### The problem
Count the lines in the following data that include "members". Please write only the number.

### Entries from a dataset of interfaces
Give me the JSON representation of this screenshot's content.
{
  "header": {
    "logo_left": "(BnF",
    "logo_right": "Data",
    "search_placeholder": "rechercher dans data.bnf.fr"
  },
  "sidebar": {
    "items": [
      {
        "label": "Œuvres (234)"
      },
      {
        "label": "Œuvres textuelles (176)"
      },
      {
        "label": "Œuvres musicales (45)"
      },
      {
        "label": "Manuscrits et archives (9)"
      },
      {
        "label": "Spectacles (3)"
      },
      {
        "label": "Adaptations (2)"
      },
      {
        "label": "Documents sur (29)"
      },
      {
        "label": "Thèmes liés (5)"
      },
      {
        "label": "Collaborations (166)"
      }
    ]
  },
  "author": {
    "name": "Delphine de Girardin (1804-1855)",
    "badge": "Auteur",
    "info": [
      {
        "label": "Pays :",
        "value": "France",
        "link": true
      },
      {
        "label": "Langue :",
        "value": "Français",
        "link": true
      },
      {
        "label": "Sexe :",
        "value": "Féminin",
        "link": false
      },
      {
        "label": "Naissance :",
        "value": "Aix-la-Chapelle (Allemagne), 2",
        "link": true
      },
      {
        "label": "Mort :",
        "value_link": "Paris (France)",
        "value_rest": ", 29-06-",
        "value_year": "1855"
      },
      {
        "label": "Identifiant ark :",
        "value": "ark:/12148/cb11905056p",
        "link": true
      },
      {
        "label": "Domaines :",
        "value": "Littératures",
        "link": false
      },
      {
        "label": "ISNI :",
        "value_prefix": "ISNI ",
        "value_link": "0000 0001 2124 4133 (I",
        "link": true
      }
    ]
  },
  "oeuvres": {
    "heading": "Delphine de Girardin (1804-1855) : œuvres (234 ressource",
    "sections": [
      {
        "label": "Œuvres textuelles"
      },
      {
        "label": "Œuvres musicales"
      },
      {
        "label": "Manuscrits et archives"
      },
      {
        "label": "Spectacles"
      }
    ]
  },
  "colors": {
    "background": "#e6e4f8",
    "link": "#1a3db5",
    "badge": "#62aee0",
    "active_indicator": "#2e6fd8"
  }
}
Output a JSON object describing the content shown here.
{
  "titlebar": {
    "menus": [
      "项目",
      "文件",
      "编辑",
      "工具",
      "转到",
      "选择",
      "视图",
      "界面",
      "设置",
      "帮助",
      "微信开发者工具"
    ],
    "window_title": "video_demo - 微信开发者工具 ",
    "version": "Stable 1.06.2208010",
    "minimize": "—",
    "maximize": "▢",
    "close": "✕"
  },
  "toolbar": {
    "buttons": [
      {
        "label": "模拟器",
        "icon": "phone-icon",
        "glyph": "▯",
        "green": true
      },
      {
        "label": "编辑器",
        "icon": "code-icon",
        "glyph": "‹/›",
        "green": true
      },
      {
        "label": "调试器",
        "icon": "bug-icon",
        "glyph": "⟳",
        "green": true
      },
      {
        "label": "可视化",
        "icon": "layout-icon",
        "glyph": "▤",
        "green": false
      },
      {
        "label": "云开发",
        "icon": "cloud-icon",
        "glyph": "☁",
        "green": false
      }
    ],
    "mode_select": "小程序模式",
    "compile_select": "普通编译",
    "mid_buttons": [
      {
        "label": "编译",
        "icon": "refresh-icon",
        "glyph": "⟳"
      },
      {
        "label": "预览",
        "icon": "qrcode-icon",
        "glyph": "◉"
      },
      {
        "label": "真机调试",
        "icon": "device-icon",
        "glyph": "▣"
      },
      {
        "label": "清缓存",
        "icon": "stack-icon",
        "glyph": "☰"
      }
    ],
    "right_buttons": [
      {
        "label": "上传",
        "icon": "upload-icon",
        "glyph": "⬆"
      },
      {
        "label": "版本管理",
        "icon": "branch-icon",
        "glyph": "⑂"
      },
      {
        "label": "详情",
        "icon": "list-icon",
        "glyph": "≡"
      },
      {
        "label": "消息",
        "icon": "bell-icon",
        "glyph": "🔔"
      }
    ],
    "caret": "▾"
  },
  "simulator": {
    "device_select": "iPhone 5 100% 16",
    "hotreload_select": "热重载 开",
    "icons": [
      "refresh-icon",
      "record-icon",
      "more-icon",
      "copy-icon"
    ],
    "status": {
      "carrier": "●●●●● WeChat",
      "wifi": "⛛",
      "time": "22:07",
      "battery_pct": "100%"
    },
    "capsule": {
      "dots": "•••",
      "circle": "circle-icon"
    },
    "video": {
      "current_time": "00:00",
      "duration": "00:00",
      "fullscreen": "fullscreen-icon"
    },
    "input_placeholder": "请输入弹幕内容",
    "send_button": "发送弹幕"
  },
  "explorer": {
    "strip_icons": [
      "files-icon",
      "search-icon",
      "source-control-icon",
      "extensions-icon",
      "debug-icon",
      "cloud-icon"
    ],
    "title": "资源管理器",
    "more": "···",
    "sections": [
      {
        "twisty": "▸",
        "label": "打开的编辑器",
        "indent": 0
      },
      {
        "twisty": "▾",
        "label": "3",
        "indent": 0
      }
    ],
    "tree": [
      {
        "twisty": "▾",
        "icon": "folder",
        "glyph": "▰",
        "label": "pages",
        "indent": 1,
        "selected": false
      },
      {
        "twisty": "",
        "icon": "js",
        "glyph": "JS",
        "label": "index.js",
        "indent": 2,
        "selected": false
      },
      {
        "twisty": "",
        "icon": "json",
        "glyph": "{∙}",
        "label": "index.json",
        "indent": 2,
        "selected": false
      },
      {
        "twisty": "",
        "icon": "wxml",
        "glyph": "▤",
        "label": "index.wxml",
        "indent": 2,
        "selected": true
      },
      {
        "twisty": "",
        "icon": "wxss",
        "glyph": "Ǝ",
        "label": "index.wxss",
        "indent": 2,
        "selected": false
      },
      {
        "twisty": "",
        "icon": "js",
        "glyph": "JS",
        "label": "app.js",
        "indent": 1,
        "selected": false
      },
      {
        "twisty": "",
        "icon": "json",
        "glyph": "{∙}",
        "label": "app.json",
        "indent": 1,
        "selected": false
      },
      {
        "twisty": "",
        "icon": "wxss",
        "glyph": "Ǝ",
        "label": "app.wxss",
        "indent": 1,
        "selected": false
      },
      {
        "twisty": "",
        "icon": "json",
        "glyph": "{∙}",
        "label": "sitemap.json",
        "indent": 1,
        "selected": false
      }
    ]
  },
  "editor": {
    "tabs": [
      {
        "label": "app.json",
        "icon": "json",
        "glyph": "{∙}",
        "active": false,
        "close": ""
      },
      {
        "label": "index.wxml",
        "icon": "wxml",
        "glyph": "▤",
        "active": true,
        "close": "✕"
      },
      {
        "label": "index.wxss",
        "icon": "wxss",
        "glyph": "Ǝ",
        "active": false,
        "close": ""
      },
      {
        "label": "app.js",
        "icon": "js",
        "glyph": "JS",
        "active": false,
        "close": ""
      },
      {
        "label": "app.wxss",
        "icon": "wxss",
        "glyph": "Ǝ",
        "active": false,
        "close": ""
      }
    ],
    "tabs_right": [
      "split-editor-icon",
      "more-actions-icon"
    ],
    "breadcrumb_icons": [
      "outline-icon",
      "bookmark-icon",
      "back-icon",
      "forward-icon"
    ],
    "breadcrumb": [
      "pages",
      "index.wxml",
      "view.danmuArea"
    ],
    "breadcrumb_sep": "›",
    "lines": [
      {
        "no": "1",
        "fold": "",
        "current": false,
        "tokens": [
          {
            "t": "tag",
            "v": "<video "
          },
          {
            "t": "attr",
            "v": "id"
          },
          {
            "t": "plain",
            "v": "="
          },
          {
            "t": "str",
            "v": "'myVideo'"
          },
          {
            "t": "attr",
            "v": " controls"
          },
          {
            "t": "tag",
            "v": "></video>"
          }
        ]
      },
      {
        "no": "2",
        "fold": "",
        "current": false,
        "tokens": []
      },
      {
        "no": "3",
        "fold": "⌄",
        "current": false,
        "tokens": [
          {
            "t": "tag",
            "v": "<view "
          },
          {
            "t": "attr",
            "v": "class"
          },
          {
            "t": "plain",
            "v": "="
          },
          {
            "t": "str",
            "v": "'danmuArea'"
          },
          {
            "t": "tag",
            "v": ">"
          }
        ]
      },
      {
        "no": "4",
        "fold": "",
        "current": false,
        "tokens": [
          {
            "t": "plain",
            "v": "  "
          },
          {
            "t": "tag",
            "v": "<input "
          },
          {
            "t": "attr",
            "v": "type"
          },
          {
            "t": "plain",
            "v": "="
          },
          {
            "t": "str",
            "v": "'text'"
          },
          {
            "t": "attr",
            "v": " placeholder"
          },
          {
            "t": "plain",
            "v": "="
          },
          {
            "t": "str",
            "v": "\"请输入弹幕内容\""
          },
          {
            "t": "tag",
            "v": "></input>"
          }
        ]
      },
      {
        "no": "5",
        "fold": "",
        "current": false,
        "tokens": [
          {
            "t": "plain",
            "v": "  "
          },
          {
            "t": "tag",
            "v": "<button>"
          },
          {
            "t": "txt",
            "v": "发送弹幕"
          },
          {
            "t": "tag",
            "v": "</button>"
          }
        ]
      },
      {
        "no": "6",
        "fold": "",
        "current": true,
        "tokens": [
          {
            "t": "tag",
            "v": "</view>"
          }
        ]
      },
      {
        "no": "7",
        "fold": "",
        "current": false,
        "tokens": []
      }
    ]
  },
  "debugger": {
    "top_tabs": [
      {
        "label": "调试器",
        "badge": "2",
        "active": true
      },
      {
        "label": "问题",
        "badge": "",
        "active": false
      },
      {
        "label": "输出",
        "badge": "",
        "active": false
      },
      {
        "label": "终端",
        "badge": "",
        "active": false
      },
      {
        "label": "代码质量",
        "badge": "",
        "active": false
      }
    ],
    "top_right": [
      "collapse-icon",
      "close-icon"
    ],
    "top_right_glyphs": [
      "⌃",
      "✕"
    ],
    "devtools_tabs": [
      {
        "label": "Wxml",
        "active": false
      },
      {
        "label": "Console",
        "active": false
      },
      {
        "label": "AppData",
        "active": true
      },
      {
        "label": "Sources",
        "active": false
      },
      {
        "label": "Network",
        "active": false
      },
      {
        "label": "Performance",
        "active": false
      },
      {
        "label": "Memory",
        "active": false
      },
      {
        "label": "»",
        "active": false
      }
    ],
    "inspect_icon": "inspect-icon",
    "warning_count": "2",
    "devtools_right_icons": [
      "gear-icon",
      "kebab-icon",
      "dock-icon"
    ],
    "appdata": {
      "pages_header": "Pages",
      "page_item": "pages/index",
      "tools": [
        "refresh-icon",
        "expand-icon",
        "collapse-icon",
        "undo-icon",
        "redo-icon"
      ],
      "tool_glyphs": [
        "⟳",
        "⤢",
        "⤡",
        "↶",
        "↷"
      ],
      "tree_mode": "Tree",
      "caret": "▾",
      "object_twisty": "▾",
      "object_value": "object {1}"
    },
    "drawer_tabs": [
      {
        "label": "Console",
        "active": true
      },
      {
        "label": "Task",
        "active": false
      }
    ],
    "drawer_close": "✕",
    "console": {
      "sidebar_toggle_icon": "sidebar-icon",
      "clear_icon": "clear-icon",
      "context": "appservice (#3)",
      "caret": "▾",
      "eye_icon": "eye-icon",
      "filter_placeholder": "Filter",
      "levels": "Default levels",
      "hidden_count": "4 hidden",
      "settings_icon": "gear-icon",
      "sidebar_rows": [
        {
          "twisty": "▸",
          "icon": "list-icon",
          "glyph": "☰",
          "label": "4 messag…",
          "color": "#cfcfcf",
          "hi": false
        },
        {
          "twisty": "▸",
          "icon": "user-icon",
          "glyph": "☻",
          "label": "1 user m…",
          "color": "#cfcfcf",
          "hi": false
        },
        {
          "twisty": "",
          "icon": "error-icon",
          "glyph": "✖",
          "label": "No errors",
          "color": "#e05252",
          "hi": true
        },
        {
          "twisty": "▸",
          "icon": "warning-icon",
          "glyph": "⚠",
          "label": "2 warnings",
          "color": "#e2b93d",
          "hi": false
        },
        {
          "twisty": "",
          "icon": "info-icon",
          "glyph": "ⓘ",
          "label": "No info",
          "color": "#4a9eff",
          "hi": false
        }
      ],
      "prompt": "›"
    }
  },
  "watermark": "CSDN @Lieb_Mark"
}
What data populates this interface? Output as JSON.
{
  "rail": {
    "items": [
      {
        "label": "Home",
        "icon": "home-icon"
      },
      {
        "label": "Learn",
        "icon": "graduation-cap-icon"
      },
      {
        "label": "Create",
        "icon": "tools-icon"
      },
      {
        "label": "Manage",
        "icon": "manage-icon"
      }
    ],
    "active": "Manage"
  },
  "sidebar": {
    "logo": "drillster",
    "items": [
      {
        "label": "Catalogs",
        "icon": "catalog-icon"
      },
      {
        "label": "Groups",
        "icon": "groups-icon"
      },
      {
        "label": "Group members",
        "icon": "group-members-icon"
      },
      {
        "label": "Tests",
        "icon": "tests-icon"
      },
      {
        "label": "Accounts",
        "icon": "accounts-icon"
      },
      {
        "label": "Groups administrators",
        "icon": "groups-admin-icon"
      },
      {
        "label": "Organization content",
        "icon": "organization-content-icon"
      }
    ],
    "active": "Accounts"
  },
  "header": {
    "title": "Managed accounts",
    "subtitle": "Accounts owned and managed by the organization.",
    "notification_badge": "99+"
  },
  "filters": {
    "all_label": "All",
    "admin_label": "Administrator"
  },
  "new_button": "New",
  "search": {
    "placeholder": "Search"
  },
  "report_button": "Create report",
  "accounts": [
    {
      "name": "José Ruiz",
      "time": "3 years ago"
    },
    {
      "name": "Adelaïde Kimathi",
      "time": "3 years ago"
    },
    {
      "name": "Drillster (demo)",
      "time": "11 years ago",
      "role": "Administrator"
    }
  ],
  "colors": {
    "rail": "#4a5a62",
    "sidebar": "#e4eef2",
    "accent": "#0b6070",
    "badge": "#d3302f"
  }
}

### Reply to the exercise
2